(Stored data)
^^^^^^^^

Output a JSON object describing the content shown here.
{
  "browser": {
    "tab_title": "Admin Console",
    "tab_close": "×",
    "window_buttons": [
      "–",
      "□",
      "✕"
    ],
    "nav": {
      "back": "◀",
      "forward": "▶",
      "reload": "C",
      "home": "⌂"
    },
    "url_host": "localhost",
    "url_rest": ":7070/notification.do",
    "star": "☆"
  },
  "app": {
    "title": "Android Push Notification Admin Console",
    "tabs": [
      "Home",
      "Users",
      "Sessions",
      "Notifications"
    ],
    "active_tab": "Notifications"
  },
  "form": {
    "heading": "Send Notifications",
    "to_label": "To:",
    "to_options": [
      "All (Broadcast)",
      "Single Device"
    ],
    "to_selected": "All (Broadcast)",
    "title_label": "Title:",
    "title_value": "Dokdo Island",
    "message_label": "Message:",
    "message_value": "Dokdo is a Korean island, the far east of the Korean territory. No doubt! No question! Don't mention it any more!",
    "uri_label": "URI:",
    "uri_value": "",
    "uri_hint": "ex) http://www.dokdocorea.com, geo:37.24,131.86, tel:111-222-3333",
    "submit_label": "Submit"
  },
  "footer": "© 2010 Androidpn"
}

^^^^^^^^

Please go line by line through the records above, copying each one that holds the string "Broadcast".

      "All (Broadcast)",
    "to_selected": "All (Broadcast)",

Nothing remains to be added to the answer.